- _Task instructions_
Please reproduce every entry, keeping each one exact.

- _Provided entries_
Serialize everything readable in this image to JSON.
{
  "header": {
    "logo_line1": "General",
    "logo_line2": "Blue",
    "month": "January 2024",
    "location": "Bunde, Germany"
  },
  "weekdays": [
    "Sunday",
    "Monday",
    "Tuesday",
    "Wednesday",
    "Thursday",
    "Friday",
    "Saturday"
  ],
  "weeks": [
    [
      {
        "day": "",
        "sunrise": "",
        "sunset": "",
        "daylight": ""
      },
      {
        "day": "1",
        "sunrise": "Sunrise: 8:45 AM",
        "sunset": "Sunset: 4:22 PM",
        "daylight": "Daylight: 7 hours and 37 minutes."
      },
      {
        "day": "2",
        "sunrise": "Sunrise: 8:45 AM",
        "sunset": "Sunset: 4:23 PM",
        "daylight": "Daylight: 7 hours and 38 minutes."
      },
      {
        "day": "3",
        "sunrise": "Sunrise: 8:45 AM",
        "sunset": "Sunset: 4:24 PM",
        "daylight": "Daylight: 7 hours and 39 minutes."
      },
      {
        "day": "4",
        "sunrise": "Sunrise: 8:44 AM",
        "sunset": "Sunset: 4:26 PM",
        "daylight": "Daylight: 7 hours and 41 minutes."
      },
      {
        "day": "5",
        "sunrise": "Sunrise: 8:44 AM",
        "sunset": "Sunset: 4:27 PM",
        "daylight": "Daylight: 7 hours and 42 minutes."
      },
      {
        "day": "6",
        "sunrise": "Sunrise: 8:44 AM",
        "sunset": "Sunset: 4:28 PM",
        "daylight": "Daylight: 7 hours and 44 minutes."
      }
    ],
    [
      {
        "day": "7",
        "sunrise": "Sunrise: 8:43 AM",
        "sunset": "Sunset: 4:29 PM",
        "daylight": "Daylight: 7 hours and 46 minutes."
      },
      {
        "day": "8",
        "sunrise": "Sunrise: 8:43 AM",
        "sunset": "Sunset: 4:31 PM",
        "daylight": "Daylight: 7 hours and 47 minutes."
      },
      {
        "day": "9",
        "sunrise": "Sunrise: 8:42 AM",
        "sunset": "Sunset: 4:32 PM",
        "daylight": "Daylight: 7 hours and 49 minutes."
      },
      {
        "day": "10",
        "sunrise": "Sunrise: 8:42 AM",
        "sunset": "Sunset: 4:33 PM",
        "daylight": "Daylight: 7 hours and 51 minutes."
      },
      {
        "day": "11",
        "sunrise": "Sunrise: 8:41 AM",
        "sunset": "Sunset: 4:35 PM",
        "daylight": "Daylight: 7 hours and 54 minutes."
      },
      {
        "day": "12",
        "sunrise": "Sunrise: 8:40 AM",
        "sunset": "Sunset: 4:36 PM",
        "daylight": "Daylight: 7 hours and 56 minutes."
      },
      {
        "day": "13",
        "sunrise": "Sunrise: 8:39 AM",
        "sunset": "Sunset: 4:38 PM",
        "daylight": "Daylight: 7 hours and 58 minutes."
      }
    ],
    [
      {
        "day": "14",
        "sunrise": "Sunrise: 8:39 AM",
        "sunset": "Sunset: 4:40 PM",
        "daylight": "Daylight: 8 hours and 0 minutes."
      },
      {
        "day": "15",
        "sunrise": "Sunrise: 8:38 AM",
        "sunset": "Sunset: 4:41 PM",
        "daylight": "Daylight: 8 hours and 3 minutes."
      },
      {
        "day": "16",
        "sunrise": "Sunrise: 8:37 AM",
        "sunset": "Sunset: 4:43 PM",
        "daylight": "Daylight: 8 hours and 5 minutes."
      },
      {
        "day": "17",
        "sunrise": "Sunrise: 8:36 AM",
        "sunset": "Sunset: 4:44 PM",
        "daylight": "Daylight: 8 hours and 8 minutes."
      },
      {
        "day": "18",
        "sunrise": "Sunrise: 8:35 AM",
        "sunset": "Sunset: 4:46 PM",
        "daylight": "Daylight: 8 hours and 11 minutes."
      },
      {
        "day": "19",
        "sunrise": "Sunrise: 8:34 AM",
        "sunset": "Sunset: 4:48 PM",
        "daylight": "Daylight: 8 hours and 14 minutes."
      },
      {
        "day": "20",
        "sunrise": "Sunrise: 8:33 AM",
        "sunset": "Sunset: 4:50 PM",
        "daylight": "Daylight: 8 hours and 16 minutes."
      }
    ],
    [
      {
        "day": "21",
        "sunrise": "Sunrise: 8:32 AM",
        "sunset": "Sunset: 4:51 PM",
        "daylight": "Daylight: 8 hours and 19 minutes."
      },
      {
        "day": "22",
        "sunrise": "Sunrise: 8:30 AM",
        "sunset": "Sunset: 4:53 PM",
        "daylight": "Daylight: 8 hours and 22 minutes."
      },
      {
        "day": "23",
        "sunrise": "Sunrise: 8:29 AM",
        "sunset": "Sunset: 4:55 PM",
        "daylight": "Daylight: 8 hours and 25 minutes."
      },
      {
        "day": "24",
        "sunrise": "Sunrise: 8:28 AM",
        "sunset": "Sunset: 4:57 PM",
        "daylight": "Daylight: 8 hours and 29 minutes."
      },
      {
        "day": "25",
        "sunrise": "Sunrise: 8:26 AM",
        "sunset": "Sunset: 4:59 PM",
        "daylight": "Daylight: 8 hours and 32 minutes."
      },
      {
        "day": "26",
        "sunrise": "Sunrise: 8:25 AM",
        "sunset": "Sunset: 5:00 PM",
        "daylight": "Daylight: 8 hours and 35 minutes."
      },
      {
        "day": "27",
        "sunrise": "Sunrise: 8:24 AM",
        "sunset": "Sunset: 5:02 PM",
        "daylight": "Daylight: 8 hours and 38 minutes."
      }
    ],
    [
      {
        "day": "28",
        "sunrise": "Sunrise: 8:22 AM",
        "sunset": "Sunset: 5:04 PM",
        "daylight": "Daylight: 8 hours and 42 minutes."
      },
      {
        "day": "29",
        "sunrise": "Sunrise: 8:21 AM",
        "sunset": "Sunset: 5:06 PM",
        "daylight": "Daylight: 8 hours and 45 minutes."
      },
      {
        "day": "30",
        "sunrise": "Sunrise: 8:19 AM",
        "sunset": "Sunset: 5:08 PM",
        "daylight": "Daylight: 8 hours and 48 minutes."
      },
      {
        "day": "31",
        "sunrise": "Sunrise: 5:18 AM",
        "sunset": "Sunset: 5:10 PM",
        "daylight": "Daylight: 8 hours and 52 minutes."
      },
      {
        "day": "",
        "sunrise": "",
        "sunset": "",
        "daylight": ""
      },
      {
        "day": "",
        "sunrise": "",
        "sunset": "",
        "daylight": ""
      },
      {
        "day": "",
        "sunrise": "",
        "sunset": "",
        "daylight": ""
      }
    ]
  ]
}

- _Solution below_
Serialize everything readable in this image to JSON.
{
  "header": {
    "logo_line1": "General",
    "logo_line2": "Blue",
    "month": "January 2024",
    "location": "Bunde, Germany"
  },
  "weekdays": [
    "Sunday",
    "Monday",
    "Tuesday",
    "Wednesday",
    "Thursday",
    "Friday",
    "Saturday"
  ],
  "weeks": [
    [
      {
        "day": "",
        "sunrise": "",
        "sunset": "",
        "daylight": ""
      },
      {
        "day": "1",
        "sunrise": "Sunrise: 8:45 AM",
        "sunset": "Sunset: 4:22 PM",
        "daylight": "Daylight: 7 hours and 37 minutes."
      },
      {
        "day": "2",
        "sunrise": "Sunrise: 8:45 AM",
        "sunset": "Sunset: 4:23 PM",
        "daylight": "Daylight: 7 hours and 38 minutes."
      },
      {
        "day": "3",
        "sunrise": "Sunrise: 8:45 AM",
        "sunset": "Sunset: 4:24 PM",
        "daylight": "Daylight: 7 hours and 39 minutes."
      },
      {
        "day": "4",
        "sunrise": "Sunrise: 8:44 AM",
        "sunset": "Sunset: 4:26 PM",
        "daylight": "Daylight: 7 hours and 41 minutes."
      },
      {
        "day": "5",
        "sunrise": "Sunrise: 8:44 AM",
        "sunset": "Sunset: 4:27 PM",
        "daylight": "Daylight: 7 hours and 42 minutes."
      },
      {
        "day": "6",
        "sunrise": "Sunrise: 8:44 AM",
        "sunset": "Sunset: 4:28 PM",
        "daylight": "Daylight: 7 hours and 44 minutes."
      }
    ],
    [
      {
        "day": "7",
        "sunrise": "Sunrise: 8:43 AM",
        "sunset": "Sunset: 4:29 PM",
        "daylight": "Daylight: 7 hours and 46 minutes."
      },
      {
        "day": "8",
        "sunrise": "Sunrise: 8:43 AM",
        "sunset": "Sunset: 4:31 PM",
        "daylight": "Daylight: 7 hours and 47 minutes."
      },
      {
        "day": "9",
        "sunrise": "Sunrise: 8:42 AM",
        "sunset": "Sunset: 4:32 PM",
        "daylight": "Daylight: 7 hours and 49 minutes."
      },
      {
        "day": "10",
        "sunrise": "Sunrise: 8:42 AM",
        "sunset": "Sunset: 4:33 PM",
        "daylight": "Daylight: 7 hours and 51 minutes."
      },
      {
        "day": "11",
        "sunrise": "Sunrise: 8:41 AM",
        "sunset": "Sunset: 4:35 PM",
        "daylight": "Daylight: 7 hours and 54 minutes."
      },
      {
        "day": "12",
        "sunrise": "Sunrise: 8:40 AM",
        "sunset": "Sunset: 4:36 PM",
        "daylight": "Daylight: 7 hours and 56 minutes."
      },
      {
        "day": "13",
        "sunrise": "Sunrise: 8:39 AM",
        "sunset": "Sunset: 4:38 PM",
        "daylight": "Daylight: 7 hours and 58 minutes."
      }
    ],
    [
      {
        "day": "14",
        "sunrise": "Sunrise: 8:39 AM",
        "sunset": "Sunset: 4:40 PM",
        "daylight": "Daylight: 8 hours and 0 minutes."
      },
      {
        "day": "15",
        "sunrise": "Sunrise: 8:38 AM",
        "sunset": "Sunset: 4:41 PM",
        "daylight": "Daylight: 8 hours and 3 minutes."
      },
      {
        "day": "16",
        "sunrise": "Sunrise: 8:37 AM",
        "sunset": "Sunset: 4:43 PM",
        "daylight": "Daylight: 8 hours and 5 minutes."
      },
      {
        "day": "17",
        "sunrise": "Sunrise: 8:36 AM",
        "sunset": "Sunset: 4:44 PM",
        "daylight": "Daylight: 8 hours and 8 minutes."
      },
      {
        "day": "18",
        "sunrise": "Sunrise: 8:35 AM",
        "sunset": "Sunset: 4:46 PM",
        "daylight": "Daylight: 8 hours and 11 minutes."
      },
      {
        "day": "19",
        "sunrise": "Sunrise: 8:34 AM",
        "sunset": "Sunset: 4:48 PM",
        "daylight": "Daylight: 8 hours and 14 minutes."
      },
      {
        "day": "20",
        "sunrise": "Sunrise: 8:33 AM",
        "sunset": "Sunset: 4:50 PM",
        "daylight": "Daylight: 8 hours and 16 minutes."
      }
    ],
    [
      {
        "day": "21",
        "sunrise": "Sunrise: 8:32 AM",
        "sunset": "Sunset: 4:51 PM",
        "daylight": "Daylight: 8 hours and 19 minutes."
      },
      {
        "day": "22",
        "sunrise": "Sunrise: 8:30 AM",
        "sunset": "Sunset: 4:53 PM",
        "daylight": "Daylight: 8 hours and 22 minutes."
      },
      {
        "day": "23",
        "sunrise": "Sunrise: 8:29 AM",
        "sunset": "Sunset: 4:55 PM",
        "daylight": "Daylight: 8 hours and 25 minutes."
      },
      {
        "day": "24",
        "sunrise": "Sunrise: 8:28 AM",
        "sunset": "Sunset: 4:57 PM",
        "daylight": "Daylight: 8 hours and 29 minutes."
      },
      {
        "day": "25",
        "sunrise": "Sunrise: 8:26 AM",
        "sunset": "Sunset: 4:59 PM",
        "daylight": "Daylight: 8 hours and 32 minutes."
      },
      {
        "day": "26",
        "sunrise": "Sunrise: 8:25 AM",
        "sunset": "Sunset: 5:00 PM",
        "daylight": "Daylight: 8 hours and 35 minutes."
      },
      {
        "day": "27",
        "sunrise": "Sunrise: 8:24 AM",
        "sunset": "Sunset: 5:02 PM",
        "daylight": "Daylight: 8 hours and 38 minutes."
      }
    ],
    [
      {
        "day": "28",
        "sunrise": "Sunrise: 8:22 AM",
        "sunset": "Sunset: 5:04 PM",
        "daylight": "Daylight: 8 hours and 42 minutes."
      },
      {
        "day": "29",
        "sunrise": "Sunrise: 8:21 AM",
        "sunset": "Sunset: 5:06 PM",
        "daylight": "Daylight: 8 hours and 45 minutes."
      },
      {
        "day": "30",
        "sunrise": "Sunrise: 8:19 AM",
        "sunset": "Sunset: 5:08 PM",
        "daylight": "Daylight: 8 hours and 48 minutes."
      },
      {
        "day": "31",
        "sunrise": "Sunrise: 5:18 AM",
        "sunset": "Sunset: 5:10 PM",
        "daylight": "Daylight: 8 hours and 52 minutes."
      },
      {
        "day": "",
        "sunrise": "",
        "sunset": "",
        "daylight": ""
      },
      {
        "day": "",
        "sunrise": "",
        "sunset": "",
        "daylight": ""
      },
      {
        "day": "",
        "sunrise": "",
        "sunset": "",
        "daylight": ""
      }
    ]
  ]
}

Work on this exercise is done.